Family violence post disaster:
In conversation with Deb Parkinson
The increased intensity of disasters and their impact on individuals and communities are frequent in today’s world. Little is known about violence after disasters in the Australian context, despite considerable academic research on this phenomenon in developing countries. Deb Parkinson and colleagues seek to fill that gap. In this podcast, Deb talks to us about family violence following disasters such as the Black Saturday bushfires that devastated parts of Australia and how recognising family violence may be a blind spot for the helping professions in developed countries.
Debra Parkinson is a social researcher, committed to feminism and social justice. She is currently Research Officer at Women’s Health Goulburn North East (WHGNE), Manager of Research, Advocacy and Policy at Women’s Health In the North (WHIN), and is completing a PhD with Monash University. She was a founding member of The Centre’s Research Ethics Committee and Chair from 2005-2006, has worked in evaluation consultancy through Jigsaw Research and as Senior Research Officer with the Australian Centre for the Study of Sexual Assault in 2009-10.
Key research into violence against women within intimate relationships over two decades within the women’s sector are the ‘Powerful Journey’, ‘Raped by a Partner’, and the ‘Women, Lawyers, Workers’ project. This work has led to authorship of book chapters, invited conferences and forum presentations, and to her current work, again with colleague Claire Zara, into relationship violence following the Black Saturday bushfires in 2009.

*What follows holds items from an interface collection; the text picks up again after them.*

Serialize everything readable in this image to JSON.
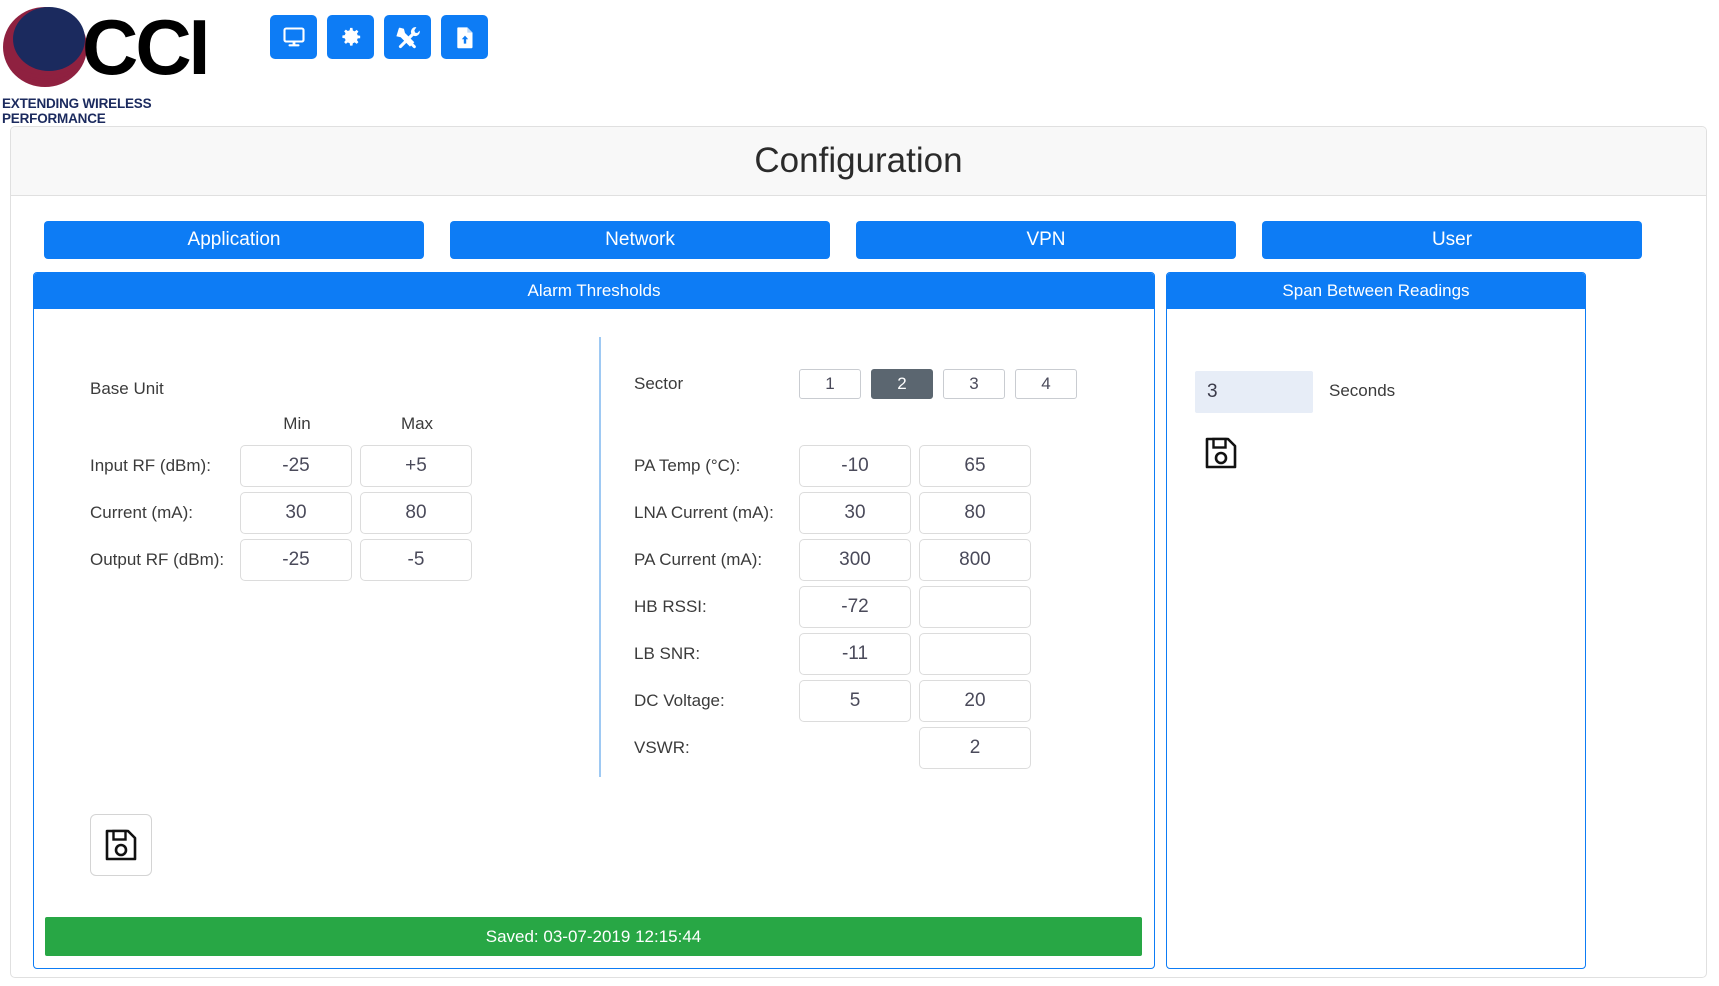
{
  "brand": {
    "name": "CCI",
    "tagline": "EXTENDING WIRELESS PERFORMANCE"
  },
  "toolbar": {
    "buttons": [
      {
        "name": "monitor-icon",
        "label": "Monitor"
      },
      {
        "name": "gear-icon",
        "label": "Settings"
      },
      {
        "name": "tools-icon",
        "label": "Tools"
      },
      {
        "name": "file-upload-icon",
        "label": "Upload"
      }
    ]
  },
  "header": {
    "title": "Configuration"
  },
  "tabs": [
    {
      "label": "Application"
    },
    {
      "label": "Network"
    },
    {
      "label": "VPN"
    },
    {
      "label": "User"
    }
  ],
  "alarm_panel": {
    "title": "Alarm Thresholds",
    "base_unit_label": "Base Unit",
    "col_min": "Min",
    "col_max": "Max",
    "base_rows": [
      {
        "label": "Input RF (dBm):",
        "min": "-25",
        "max": "+5"
      },
      {
        "label": "Current (mA):",
        "min": "30",
        "max": "80"
      },
      {
        "label": "Output RF (dBm):",
        "min": "-25",
        "max": "-5"
      }
    ],
    "sector": {
      "label": "Sector",
      "options": [
        "1",
        "2",
        "3",
        "4"
      ],
      "selected": "2"
    },
    "sector_rows": [
      {
        "label": "PA Temp (°C):",
        "min": "-10",
        "max": "65"
      },
      {
        "label": "LNA Current (mA):",
        "min": "30",
        "max": "80"
      },
      {
        "label": "PA Current (mA):",
        "min": "300",
        "max": "800"
      },
      {
        "label": "HB RSSI:",
        "min": "-72",
        "max": ""
      },
      {
        "label": "LB SNR:",
        "min": "-11",
        "max": ""
      },
      {
        "label": "DC Voltage:",
        "min": "5",
        "max": "20"
      },
      {
        "label": "VSWR:",
        "min": null,
        "max": "2"
      }
    ],
    "save_icon": "floppy-disk-icon",
    "status": "Saved: 03-07-2019 12:15:44"
  },
  "span_panel": {
    "title": "Span Between Readings",
    "value": "3",
    "unit": "Seconds",
    "save_icon": "floppy-disk-icon"
  },
  "colors": {
    "accent": "#0d7cf5",
    "success": "#28a745",
    "selected_sector": "#5b6670",
    "logo_navy": "#1b2a5e",
    "logo_maroon": "#8f2140"
  }
}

Debra and Claire’s qualitative research through WHGNE indicated that violence against women increased in the aftermath of Black Saturday and that women were effectively silenced and prevented from accessing help due to concern for men’s wellbeing. WHGNE partnered with WHIN and the Australian Domestic and Family Violence Clearinghouse to present these findings and host Australia’s first national conference on this topic, ‘The Hidden Disaster: Natural Disaster and Family Violence’ in Melbourne in March 2012. Soon after, WHGNE secured funding through the National Disaster Resilience Grants Scheme to partner with the Monash Injury Research Institute and Prof. Elaine Enarson in 2013 to research men’s health and wellbeing after Black Saturday with a focus on harmful behaviours, both to themselves and those around them. A high-level Advisory Group has been formed to guide this work, with membership from academia, Victoria Police, the CFA and DSE, local government and the Fire Services Commission.
Recommended citation – APA6th
Fronek, P. (Host). (2013, January 19). Family violence post disaster: In conversation with Deb Parkinson [Episode 40]. Podsocs. Podcast retrieved Month Day, Year, from http://www.podsocs.com/podcast/family-violence-post-disaster/.
Environmental Justice www.whealth.com.au/environmentaljustice
Identifying the hidden disaster http://www.whealth.com.au/history_events_hiddendisasterconference_2012.html
‘The way he tells it’ http://www.whealth.com.au/documents/publications/whp-TheWayHeTellsIt.pdf